But the Neue Klasse will be different again. It’s named after the line of cars – New Class in English – that started in 1962. BMW had no sensibly priced sports saloons back then, but this launched it, and there’s a direct bloodline from those cars (and their related coupes) to today’s 3, 4, 5, 7 and 8 series.
BMW wants the 2025 Neue Klasse to be just as transformative. No pressure then. Why do an all-new line when you’re only just launching the i4 and iX? “Time is moving faster. There is so much technical and societal advancement in four years. This will get even faster in the next 10 years.”
Weber says that the Neue Klasse will look like mainstream BMWs. “When we launched the i3 in 2013 it was clear a battery vehicle was a strange thing so we made it look a very different product. But by 2030 half of all the cars we sell will be full-electric. So the new class is not about a separate line-up. Battery vehicles are in our core; people will want a BMW, not a strange-looking thing.”
However, they will be designed to take advantage of the space efficiency of electric cars, with smaller ‘engine bays’ and long wheelbases, more interior room and advanced aero.
They will also have super-advanced digital functions. Since 2018 BMW has already sold 2.5 million cars with over-the-air upgradability – the most, claims Weber, of any carmaker. And it’s not just the infotainment, but functions deep in the car. “Anything that does not affect the homologation.”

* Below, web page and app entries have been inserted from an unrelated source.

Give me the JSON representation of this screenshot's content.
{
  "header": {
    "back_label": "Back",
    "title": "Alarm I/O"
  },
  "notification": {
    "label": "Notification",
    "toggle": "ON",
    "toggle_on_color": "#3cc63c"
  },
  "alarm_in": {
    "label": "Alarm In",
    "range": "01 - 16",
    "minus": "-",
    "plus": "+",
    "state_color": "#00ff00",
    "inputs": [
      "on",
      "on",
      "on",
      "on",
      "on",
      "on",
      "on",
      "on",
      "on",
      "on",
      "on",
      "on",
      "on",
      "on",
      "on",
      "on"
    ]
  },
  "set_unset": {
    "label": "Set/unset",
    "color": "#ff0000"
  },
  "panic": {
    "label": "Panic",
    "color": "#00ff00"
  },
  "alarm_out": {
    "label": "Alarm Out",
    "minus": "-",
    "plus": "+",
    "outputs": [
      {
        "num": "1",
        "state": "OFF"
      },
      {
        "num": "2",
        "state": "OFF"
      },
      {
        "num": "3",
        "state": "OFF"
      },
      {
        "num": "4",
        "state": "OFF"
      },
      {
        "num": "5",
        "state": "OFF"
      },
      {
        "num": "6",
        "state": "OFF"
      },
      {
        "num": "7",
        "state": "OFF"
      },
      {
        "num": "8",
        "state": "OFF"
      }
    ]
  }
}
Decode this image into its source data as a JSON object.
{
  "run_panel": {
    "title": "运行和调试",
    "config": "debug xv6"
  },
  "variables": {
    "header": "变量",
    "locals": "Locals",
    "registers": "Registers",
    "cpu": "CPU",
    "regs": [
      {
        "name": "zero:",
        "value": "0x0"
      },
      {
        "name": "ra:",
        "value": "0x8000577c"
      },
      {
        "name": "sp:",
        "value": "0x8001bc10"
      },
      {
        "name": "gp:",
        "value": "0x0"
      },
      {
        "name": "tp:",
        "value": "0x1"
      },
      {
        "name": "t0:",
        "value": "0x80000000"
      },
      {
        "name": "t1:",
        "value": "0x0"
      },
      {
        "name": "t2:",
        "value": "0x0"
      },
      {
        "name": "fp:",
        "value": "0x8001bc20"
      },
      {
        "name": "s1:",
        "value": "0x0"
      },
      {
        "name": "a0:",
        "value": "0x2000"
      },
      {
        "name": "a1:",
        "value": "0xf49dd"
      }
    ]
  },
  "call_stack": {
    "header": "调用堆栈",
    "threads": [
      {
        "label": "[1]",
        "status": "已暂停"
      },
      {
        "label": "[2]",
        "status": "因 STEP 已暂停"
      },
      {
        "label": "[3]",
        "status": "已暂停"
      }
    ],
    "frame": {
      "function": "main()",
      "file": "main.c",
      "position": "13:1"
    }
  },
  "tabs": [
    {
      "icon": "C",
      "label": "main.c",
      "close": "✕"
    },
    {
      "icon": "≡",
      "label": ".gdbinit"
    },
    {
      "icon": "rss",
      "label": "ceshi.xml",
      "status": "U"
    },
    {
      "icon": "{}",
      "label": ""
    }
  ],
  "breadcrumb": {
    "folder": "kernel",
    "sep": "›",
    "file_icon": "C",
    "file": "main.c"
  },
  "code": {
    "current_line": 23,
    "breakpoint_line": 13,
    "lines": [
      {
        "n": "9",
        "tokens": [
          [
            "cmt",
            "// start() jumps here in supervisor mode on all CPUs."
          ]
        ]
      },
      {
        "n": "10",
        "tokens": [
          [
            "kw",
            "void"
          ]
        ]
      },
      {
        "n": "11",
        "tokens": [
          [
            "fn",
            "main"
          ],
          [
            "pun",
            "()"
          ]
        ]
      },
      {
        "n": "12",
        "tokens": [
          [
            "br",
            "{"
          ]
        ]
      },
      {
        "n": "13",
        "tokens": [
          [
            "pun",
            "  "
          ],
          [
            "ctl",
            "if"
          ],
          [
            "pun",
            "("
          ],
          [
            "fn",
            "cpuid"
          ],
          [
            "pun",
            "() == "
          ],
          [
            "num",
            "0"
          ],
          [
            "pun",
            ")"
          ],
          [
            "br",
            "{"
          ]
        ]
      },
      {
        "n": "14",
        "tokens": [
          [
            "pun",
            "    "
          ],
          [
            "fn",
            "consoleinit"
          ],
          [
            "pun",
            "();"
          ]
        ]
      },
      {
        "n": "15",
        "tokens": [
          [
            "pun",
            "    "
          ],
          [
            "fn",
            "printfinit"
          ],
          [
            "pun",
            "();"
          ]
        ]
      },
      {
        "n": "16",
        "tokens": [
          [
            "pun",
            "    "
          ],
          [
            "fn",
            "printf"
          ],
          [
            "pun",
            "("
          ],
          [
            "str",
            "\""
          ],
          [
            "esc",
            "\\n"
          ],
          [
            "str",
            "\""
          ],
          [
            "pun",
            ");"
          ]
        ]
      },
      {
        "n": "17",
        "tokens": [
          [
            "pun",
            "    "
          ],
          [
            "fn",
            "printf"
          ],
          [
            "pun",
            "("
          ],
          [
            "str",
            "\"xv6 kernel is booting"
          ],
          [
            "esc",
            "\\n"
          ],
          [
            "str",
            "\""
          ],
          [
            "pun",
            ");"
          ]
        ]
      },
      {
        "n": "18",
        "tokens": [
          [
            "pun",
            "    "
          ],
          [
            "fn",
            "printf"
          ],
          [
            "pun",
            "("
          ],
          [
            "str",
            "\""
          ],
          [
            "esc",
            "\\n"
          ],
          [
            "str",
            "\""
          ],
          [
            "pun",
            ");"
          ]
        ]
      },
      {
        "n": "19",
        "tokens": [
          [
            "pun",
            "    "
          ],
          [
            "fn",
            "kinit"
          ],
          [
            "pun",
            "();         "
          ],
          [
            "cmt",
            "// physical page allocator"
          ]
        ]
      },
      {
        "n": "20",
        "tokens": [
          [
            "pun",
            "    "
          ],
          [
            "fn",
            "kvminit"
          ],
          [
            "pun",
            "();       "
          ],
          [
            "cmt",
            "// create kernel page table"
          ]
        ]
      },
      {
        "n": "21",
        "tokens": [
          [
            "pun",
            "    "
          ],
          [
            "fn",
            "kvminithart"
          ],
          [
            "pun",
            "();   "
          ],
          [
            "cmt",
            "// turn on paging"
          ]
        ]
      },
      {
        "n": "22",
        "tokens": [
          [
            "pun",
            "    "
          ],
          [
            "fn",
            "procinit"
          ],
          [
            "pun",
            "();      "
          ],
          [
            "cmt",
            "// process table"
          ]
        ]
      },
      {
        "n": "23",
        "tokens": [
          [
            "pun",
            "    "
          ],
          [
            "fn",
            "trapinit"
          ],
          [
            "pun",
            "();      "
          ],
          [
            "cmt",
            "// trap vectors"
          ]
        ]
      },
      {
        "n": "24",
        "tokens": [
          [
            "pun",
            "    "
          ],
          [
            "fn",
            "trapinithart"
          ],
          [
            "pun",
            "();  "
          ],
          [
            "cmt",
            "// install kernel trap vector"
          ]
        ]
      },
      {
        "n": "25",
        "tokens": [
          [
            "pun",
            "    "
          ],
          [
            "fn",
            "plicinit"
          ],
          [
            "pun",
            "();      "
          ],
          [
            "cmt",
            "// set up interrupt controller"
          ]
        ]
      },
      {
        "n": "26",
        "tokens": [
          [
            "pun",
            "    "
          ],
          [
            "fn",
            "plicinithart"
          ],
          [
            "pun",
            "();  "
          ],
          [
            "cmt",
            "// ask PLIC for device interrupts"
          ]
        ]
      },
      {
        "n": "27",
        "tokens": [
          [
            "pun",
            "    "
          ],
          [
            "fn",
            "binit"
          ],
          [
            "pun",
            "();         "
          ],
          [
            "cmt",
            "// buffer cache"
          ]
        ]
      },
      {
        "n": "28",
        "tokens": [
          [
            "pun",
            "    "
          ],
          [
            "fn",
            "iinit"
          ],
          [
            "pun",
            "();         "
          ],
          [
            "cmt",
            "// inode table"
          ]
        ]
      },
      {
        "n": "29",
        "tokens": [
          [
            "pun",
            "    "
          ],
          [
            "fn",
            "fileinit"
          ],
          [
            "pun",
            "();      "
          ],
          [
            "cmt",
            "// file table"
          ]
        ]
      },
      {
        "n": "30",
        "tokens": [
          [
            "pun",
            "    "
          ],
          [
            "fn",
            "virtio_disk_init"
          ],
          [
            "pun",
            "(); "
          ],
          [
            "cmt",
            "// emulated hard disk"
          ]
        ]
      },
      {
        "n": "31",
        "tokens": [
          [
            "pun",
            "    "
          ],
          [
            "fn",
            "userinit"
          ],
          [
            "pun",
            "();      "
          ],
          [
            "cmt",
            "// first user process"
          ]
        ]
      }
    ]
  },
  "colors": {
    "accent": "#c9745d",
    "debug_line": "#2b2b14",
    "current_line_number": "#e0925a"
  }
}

The Neue Klasse will go further, with drive-assist, and eventually autonomous driving, two-way connectivity that means the driver assist will get better over time (as per Tesla of course), multiple infotainment functions, connected charging, a pay-per-upgrade store and lifetime performance improvements. What if you don’t trust these systems, or don’t want to surrender your location or data? They’ll have off buttons.